* [WHAT THE TASK ASKS] Which lines of the records contain the word "Florida"? Copy each one.

--- MATERIAL SHOWN ---

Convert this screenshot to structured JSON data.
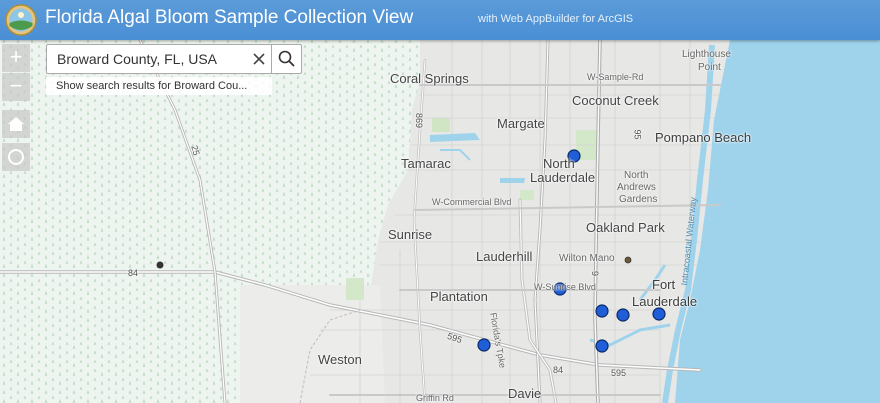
{
  "header": {
    "title": "Florida Algal Bloom Sample Collection View",
    "subtitle": "with Web AppBuilder for ArcGIS"
  },
  "controls": {
    "zoom_in": "+",
    "zoom_out": "−"
  },
  "search": {
    "value": "Broward County, FL, USA",
    "suggestion": "Show search results for Broward Cou..."
  },
  "map": {
    "places": {
      "coral_springs": "Coral Springs",
      "margate": "Margate",
      "coconut_creek": "Coconut Creek",
      "pompano_beach": "Pompano Beach",
      "lighthouse_point_1": "Lighthouse",
      "lighthouse_point_2": "Point",
      "tamarac": "Tamarac",
      "north_lauderdale_1": "North",
      "north_lauderdale_2": "Lauderdale",
      "north_andrews_1": "North",
      "north_andrews_2": "Andrews",
      "north_andrews_3": "Gardens",
      "sunrise": "Sunrise",
      "oakland_park": "Oakland Park",
      "lauderhill": "Lauderhill",
      "wilton_manors": "Wilton Mano",
      "fort_lauderdale_1": "Fort",
      "fort_lauderdale_2": "Lauderdale",
      "plantation": "Plantation",
      "weston": "Weston",
      "davie": "Davie"
    },
    "roads": {
      "sample_rd": "W-Sample-Rd",
      "commercial_blvd": "W-Commercial Blvd",
      "sunrise_blvd": "W-Sunrise Blvd",
      "griffin_rd": "Griffin Rd",
      "florida_tpke": "Florida's Tpke",
      "intracoastal": "Intracoastal Waterway"
    },
    "highways": {
      "h25": "25",
      "h84": "84",
      "h869": "869",
      "h95": "95",
      "h9": "9",
      "h595a": "595",
      "h595b": "595",
      "h84b": "84"
    },
    "colors": {
      "water": "#9fd3ec",
      "land": "#f0f2ed",
      "urban": "#e6e6e6",
      "marker_fill": "#1f5ed6",
      "marker_stroke": "#0b2a66",
      "header": "#4a8ed4"
    }
  }
}
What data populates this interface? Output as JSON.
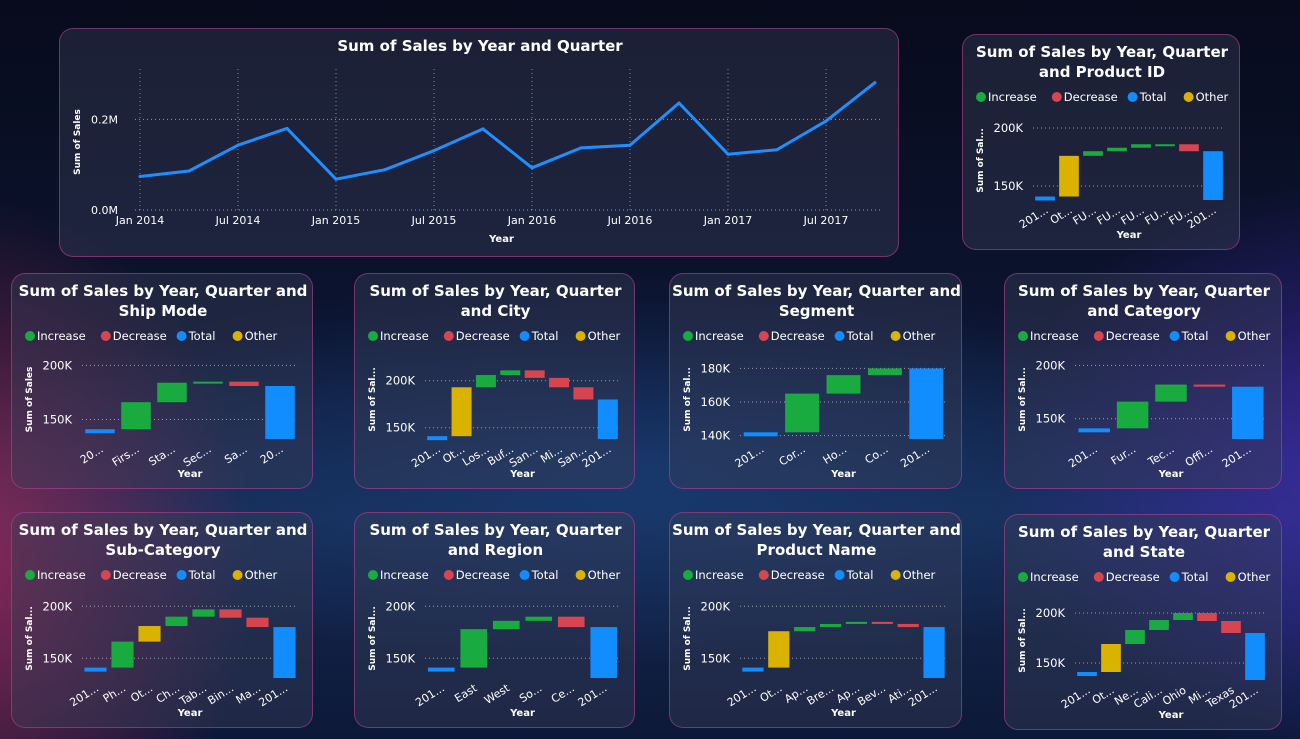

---

* [SOLUTION FOR THIS PROBLEM]
    "title": "Florida Algal Bloom Sample Collection View",
      "florida_tpke": "Florida's Tpke",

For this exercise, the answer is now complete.